Wednesday, September 21, 2005

ROI = Return On Inconsequential

In a series of short essays, I intend to examine the ways we can begin to use measurements for use in the Relationship Value Model.

This first essay sets out to look at the macro issues of measurement.

What is the value of culture, the great religions, democracy, countries? Is it greater now than ten years ago? Is their value going to change more or less for the next generation compared to the last generation? Will the value be greater or less?

What about asking the same question of peace, prosperity, democracy, liberty and social cohesion?

Now we have got that out of the way and without regard to the share price of MacDonald's, is the company more valuable today than it was ten years ago? Is its value in the long term going to increase? Will its value increase as much in the future as it did in the past.

These may seem intangible and subjective measures but are none the less, great questions of our time for many people.

These assessments are all conditioned by what we understand by the words culture, religion, democracy, country, peace and even MacDonald's. Well lets get granular. What is the value of the MacDonald's brand, products, marketing, CSR programmes, customer?

These are all tokens and we understand what these tokens mean only from the values that we associate with them.

What is more, we cannot make judgements about the value of MacDonald's without a view of prosperity or countries or even religions and democracy.

Our (society's) understanding of these tokens and the values is shaped by many things but through one process. We only understand these values through relationships. Unless we can interact with other information, views and information, and that means people, we cannot gain the insights we need.

It follows that to be able to measure and evaluate, we need to be able to understand relationships.

We need to be able to identify the extent, depth and breadth of the relationships we have in order that we can begin to measure the values of such things as cultures and organisations.

To make this assessment harder, people have different understanding of these tokens and values at different times, in different places and when they have relevant interactions.

What is the value of culture to a person white water rafting? Are they really going to worry about getting a burger or a CSR programme as they flash through the roaring and pounding white waters?

Thus one may idly ask the return on investment on plant, machinery, intellectual properties, processes, communication, brand promotion, stakeholder relations and other isms of accounting in the spume of water and crash of the boat. It would be an idle pastime too.

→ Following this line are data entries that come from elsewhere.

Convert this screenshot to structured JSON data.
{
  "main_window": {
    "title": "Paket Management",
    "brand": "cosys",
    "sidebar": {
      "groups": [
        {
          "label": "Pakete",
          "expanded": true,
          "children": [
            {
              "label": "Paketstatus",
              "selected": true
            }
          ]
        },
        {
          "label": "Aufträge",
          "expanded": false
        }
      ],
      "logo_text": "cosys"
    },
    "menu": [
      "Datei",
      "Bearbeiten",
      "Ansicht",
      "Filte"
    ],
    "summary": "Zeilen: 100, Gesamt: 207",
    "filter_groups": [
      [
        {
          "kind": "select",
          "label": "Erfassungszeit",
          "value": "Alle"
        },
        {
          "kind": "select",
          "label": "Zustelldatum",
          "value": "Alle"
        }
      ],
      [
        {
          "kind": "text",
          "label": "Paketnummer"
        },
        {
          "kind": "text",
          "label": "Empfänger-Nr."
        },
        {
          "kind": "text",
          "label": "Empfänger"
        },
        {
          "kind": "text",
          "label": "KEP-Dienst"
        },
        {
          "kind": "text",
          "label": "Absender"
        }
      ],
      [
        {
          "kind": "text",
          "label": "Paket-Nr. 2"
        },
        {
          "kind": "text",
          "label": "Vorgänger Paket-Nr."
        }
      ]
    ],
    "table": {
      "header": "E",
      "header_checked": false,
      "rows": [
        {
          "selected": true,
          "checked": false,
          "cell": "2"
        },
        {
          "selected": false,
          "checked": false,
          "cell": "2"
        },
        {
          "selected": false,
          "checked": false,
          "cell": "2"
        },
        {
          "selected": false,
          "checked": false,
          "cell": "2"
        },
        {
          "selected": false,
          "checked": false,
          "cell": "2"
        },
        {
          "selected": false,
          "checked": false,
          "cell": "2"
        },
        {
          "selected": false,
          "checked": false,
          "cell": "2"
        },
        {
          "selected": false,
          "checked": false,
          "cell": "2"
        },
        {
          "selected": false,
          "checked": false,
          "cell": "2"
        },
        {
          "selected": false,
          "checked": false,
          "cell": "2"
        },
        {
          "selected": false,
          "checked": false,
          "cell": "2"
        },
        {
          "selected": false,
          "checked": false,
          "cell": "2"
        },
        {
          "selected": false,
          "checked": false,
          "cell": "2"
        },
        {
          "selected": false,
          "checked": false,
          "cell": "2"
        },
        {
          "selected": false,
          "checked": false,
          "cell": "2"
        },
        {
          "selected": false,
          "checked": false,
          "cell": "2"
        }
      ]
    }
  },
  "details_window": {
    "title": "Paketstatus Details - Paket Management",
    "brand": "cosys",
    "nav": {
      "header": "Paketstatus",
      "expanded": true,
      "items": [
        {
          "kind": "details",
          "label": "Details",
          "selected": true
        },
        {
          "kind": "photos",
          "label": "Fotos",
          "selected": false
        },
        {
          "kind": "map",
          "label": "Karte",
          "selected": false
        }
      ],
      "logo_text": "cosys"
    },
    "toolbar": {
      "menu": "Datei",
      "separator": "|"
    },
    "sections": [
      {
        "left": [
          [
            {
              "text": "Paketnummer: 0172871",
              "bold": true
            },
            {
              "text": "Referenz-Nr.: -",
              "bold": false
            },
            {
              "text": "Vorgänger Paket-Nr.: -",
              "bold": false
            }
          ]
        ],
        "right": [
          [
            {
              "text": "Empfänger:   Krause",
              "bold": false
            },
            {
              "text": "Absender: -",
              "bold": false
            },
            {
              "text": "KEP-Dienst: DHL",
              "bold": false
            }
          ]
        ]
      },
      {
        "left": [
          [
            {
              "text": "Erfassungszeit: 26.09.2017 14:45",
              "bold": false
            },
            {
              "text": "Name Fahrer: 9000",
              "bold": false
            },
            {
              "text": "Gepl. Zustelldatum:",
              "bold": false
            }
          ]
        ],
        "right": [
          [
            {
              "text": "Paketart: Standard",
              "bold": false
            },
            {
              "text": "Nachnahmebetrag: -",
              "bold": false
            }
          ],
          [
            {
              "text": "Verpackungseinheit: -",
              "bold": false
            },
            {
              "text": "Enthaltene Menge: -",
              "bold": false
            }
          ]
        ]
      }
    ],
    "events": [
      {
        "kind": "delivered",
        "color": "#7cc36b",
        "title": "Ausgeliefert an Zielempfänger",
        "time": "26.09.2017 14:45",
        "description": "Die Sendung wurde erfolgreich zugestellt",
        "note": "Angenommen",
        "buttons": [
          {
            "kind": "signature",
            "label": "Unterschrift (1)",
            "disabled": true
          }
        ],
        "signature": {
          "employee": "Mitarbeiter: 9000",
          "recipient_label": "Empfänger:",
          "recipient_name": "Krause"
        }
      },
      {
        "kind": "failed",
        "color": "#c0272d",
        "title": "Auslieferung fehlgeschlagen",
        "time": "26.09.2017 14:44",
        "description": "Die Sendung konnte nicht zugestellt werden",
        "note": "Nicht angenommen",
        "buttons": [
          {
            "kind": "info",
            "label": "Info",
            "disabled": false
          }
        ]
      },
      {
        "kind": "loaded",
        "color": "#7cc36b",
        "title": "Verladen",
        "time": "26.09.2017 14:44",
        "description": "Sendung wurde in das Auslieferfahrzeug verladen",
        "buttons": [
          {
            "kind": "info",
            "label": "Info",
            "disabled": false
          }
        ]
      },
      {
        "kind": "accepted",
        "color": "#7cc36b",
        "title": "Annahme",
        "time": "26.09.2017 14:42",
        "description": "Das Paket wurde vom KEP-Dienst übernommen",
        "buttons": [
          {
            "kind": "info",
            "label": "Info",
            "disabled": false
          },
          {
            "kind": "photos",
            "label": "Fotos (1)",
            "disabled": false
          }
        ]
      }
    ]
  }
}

In trying to measure what relationships exist, we have to begin with the Social Frame of the moment. The time, place, available (and usable) knowledge, and interactive capability are all important when identifying relationships.